The main disadvantage of an it is that it offers no significant tax advantages over other business structures. In fact, in some cases, an it may actually be less advantageous from a tax perspective than other structures such as S Corporations or C Corporations.
An it Makes Your Business Trustworthy
When you form an it, your business becomes a separate legal entity from you. This separation protects your personal assets from in a lawsuit or creditors going after your personal assets to satisfy business debts. Creditors can only go after the assets of the it. So, if you have an it and something goes wrong with the business, your home, car, and savings are all safe.
This asset protection is one of the biggest advantages of an it. It makes your business appear more trustworthy to potential customers and partners because they know that their investment is safe. They also know that you are serious about protecting your personal assets, which shows that you committed to the success of the business.
Another advantage of forming an it is that it can help you save on taxes. The IRS allows LLCs to taxed as either a sole proprietorship or a corporation. If you choose to taxed as a sole proprietor, you will not have to pay any corporate taxes on your profits. You will only be responsible for paying taxes on your personal income. This can save you a significant amount of money each year in taxes
What Are the Disadvantages of an it?
There are a few disadvantages of an it to be aware of before forming one. First, it can be more expensive to set up and maintain an it than other business structures because there are usually more filing fees and requirements.
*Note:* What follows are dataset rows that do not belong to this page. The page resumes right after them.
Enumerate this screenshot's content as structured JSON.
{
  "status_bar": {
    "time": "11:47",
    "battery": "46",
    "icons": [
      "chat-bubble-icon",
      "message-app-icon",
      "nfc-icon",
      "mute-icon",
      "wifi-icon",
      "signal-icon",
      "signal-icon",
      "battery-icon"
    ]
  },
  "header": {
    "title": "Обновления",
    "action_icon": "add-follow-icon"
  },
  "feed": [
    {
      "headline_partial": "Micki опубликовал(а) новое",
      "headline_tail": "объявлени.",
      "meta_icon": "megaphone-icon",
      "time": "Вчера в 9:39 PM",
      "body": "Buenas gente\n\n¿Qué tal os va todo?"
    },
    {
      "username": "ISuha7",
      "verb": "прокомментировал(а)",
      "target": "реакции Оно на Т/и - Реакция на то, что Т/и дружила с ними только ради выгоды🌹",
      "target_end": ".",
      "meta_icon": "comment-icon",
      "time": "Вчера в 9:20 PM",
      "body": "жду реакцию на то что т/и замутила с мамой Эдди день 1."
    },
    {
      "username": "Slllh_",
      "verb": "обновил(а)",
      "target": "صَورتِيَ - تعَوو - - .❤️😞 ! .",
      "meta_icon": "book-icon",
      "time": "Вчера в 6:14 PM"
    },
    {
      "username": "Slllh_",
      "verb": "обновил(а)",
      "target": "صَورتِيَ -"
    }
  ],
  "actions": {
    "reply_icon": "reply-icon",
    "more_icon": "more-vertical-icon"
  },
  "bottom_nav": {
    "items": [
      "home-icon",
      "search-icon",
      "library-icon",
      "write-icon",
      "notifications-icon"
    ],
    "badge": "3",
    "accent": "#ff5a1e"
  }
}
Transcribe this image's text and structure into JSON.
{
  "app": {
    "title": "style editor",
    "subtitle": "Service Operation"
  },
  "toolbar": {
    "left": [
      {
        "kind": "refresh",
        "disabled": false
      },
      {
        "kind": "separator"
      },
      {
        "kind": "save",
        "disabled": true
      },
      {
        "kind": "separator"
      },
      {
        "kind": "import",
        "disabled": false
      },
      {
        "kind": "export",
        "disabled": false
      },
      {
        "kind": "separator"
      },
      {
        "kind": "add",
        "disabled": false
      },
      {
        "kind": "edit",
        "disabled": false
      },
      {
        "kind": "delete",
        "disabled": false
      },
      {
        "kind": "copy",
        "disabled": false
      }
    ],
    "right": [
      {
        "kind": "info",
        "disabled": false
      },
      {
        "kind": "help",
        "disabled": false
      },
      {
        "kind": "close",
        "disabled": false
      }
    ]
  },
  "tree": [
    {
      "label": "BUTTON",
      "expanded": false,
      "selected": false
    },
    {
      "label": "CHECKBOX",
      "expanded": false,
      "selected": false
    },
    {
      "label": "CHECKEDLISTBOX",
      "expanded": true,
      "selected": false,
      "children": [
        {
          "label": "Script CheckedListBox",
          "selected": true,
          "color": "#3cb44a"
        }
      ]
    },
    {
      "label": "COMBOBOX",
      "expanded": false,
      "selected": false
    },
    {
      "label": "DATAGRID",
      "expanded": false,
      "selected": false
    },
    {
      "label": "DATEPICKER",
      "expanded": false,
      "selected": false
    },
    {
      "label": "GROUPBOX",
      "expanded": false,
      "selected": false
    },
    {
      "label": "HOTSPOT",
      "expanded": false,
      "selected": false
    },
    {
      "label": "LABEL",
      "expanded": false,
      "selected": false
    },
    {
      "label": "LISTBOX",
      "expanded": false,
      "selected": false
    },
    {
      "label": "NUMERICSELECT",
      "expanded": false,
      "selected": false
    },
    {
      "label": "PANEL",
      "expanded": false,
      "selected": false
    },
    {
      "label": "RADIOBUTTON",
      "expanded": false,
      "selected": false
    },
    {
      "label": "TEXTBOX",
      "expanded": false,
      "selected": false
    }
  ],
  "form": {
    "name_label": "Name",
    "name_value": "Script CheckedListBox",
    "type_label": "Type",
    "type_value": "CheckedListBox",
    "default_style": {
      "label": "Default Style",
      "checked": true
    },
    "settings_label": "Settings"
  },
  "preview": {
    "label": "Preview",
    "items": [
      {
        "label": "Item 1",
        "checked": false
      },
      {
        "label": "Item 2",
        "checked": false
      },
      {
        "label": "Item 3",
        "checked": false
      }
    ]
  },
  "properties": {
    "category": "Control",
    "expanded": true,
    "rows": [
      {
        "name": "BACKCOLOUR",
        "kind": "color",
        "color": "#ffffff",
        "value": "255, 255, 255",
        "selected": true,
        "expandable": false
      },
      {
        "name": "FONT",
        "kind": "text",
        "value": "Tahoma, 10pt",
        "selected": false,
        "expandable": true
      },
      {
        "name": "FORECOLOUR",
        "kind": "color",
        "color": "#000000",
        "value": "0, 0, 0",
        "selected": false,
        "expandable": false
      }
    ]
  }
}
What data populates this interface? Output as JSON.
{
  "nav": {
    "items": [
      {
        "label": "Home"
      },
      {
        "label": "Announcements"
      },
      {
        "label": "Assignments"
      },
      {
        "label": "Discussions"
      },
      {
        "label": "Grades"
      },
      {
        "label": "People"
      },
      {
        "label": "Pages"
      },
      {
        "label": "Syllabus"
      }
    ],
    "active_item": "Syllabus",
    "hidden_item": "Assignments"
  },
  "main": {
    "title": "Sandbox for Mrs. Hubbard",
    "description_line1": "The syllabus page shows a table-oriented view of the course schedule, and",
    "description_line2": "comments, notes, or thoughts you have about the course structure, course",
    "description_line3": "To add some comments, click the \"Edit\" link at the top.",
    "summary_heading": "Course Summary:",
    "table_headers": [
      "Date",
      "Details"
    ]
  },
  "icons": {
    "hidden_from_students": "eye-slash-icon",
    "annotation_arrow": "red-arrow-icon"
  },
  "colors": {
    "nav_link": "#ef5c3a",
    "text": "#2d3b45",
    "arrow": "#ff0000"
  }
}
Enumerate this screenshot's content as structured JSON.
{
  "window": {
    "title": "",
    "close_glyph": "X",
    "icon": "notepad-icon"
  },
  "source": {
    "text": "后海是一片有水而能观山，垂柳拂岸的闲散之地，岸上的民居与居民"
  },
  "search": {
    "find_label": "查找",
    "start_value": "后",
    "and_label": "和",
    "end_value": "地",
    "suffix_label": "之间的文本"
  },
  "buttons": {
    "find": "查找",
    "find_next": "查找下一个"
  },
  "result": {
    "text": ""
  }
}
Additionally, your personal assets may not protected from liabilities incurred by the it, meaning you could still held responsible for debts and lawsuits against the business. And finally, investors may perceive LLCs as high-risk investments since they offer less protection than corporations.
An it May Be More Expensive
An it may be more expensive to set up and maintain than other business structures. You will need to file formation documents with your state and pay filing fees. You may also need to obtain a business license or permit from your city or county. Once your it is formed, you will need to keep up with annual filing requirements and fees. This are also subject to self-employment taxes.
LLCs Don’t Work Well If You Plan to Go Public or Find Angel Investors
This don’t work well if you plan to go public or find angel investors because the business structure is not conducive to these activities. An it is a pass-through entity, which means that the business itself is not taxed; instead. The owners taxed on their personal income from the business. This can be disadvantageous if you’re looking to raise money from investors, as they will interested in seeing the business itself generate income and pay taxes. Additionally, going public requires a more complex corporate structure than an it can provide.
There are a few key things to consider before deciding whether or not you need an it . First, determine if your business is high-risk. If so, then an it may offer some protection against personal liability. Second, think about whether you will have investors or partners in your business. If so, they may require that you set up an it in order to invest. Finally, consult with a lawyer or accountant to see if setting up an it makes sense for your specific business.